◆ EXERCISE INSTRUCTIONS: Pull each line containing "color" out of the data and copy it.

═══ MATERIAL SHOWN ═══

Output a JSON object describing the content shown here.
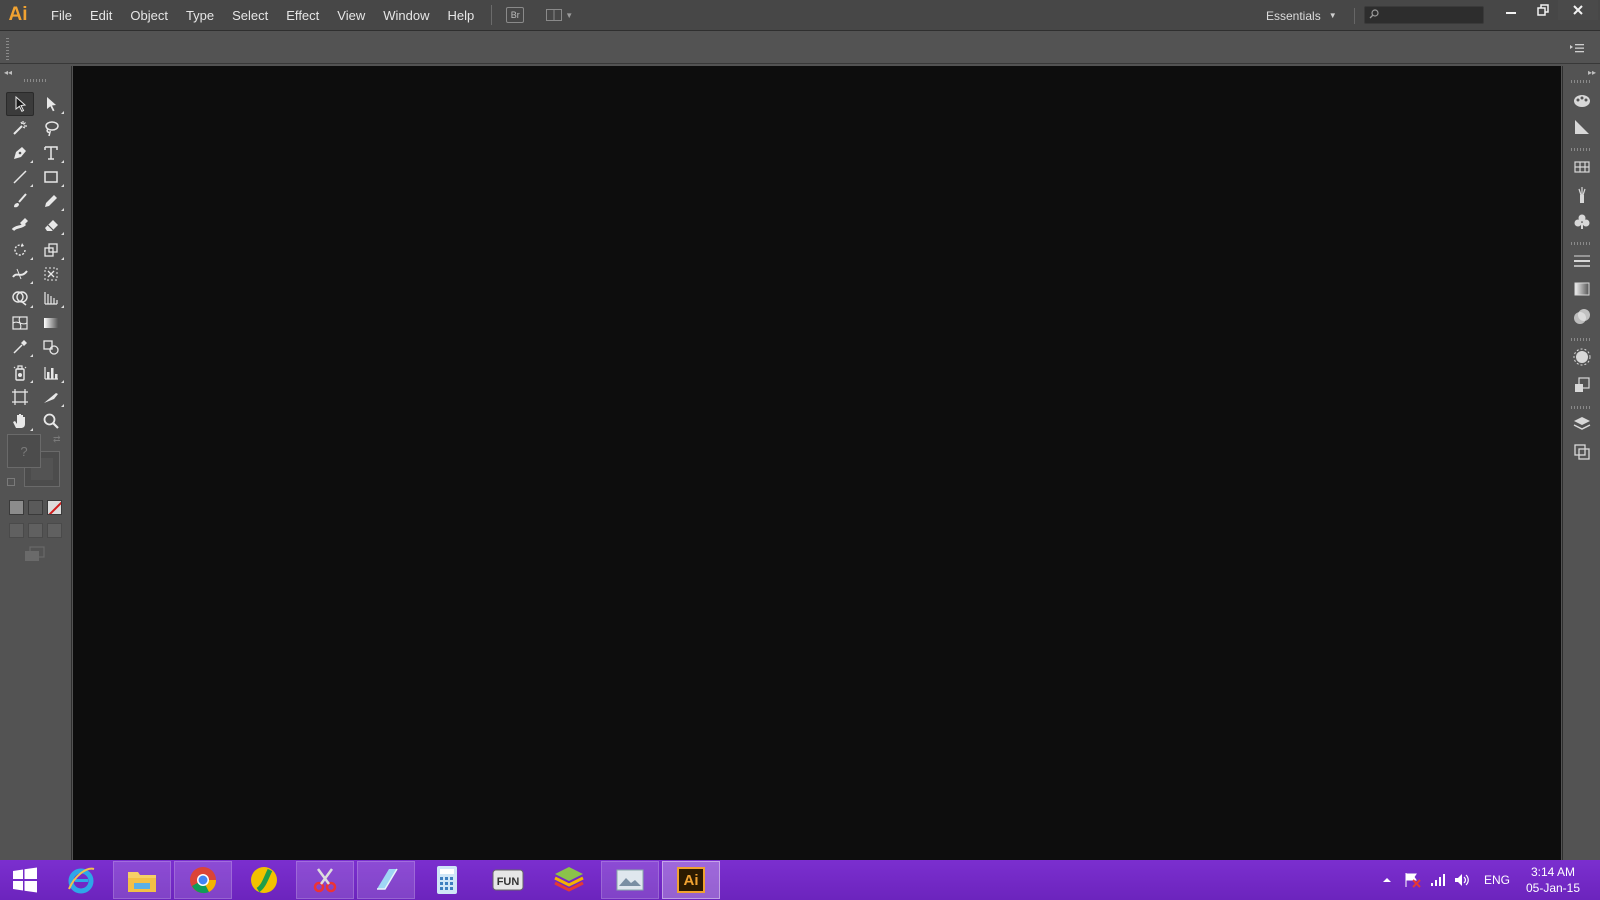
{
  "app": {
    "logo_text": "Ai",
    "menu": [
      "File",
      "Edit",
      "Object",
      "Type",
      "Select",
      "Effect",
      "View",
      "Window",
      "Help"
    ],
    "bridge_label": "Br",
    "workspace": "Essentials",
    "search_placeholder": "",
    "accent": "#f0a231"
  },
  "toolbar": {
    "tools": [
      {
        "name": "selection-tool-icon",
        "active": true
      },
      {
        "name": "direct-selection-tool-icon"
      },
      {
        "name": "magic-wand-tool-icon"
      },
      {
        "name": "lasso-tool-icon"
      },
      {
        "name": "pen-tool-icon"
      },
      {
        "name": "type-tool-icon"
      },
      {
        "name": "line-segment-tool-icon"
      },
      {
        "name": "rectangle-tool-icon"
      },
      {
        "name": "paintbrush-tool-icon"
      },
      {
        "name": "pencil-tool-icon"
      },
      {
        "name": "blob-brush-tool-icon"
      },
      {
        "name": "eraser-tool-icon"
      },
      {
        "name": "rotate-tool-icon"
      },
      {
        "name": "scale-tool-icon"
      },
      {
        "name": "width-tool-icon"
      },
      {
        "name": "free-transform-tool-icon"
      },
      {
        "name": "shape-builder-tool-icon"
      },
      {
        "name": "perspective-grid-tool-icon"
      },
      {
        "name": "mesh-tool-icon"
      },
      {
        "name": "gradient-tool-icon"
      },
      {
        "name": "eyedropper-tool-icon"
      },
      {
        "name": "blend-tool-icon"
      },
      {
        "name": "symbol-sprayer-tool-icon"
      },
      {
        "name": "column-graph-tool-icon"
      },
      {
        "name": "artboard-tool-icon"
      },
      {
        "name": "slice-tool-icon"
      },
      {
        "name": "hand-tool-icon"
      },
      {
        "name": "zoom-tool-icon"
      }
    ],
    "fill_placeholder": "?",
    "stroke_placeholder": "?"
  },
  "dock": {
    "icons": [
      "color-icon",
      "color-guide-icon",
      "swatches-icon",
      "brushes-icon",
      "symbols-icon",
      "stroke-icon",
      "gradient-icon",
      "transparency-icon",
      "appearance-icon",
      "graphic-styles-icon",
      "layers-icon",
      "artboards-icon"
    ]
  },
  "taskbar": {
    "apps": [
      "internet-explorer-icon",
      "file-explorer-icon",
      "chrome-icon",
      "app-green-icon",
      "snipping-tool-icon",
      "notepad-icon",
      "calculator-icon",
      "fun-app-icon",
      "bluestacks-icon",
      "photo-app-icon",
      "illustrator-icon"
    ],
    "illustrator_label": "Ai",
    "fun_label": "FUN",
    "language": "ENG",
    "time": "3:14 AM",
    "date": "05-Jan-15",
    "color": "#7b2fcf"
  }
}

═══

◆ WRITTEN ANSWER:
      "color-icon",
      "color-guide-icon",
    "color": "#7b2fcf"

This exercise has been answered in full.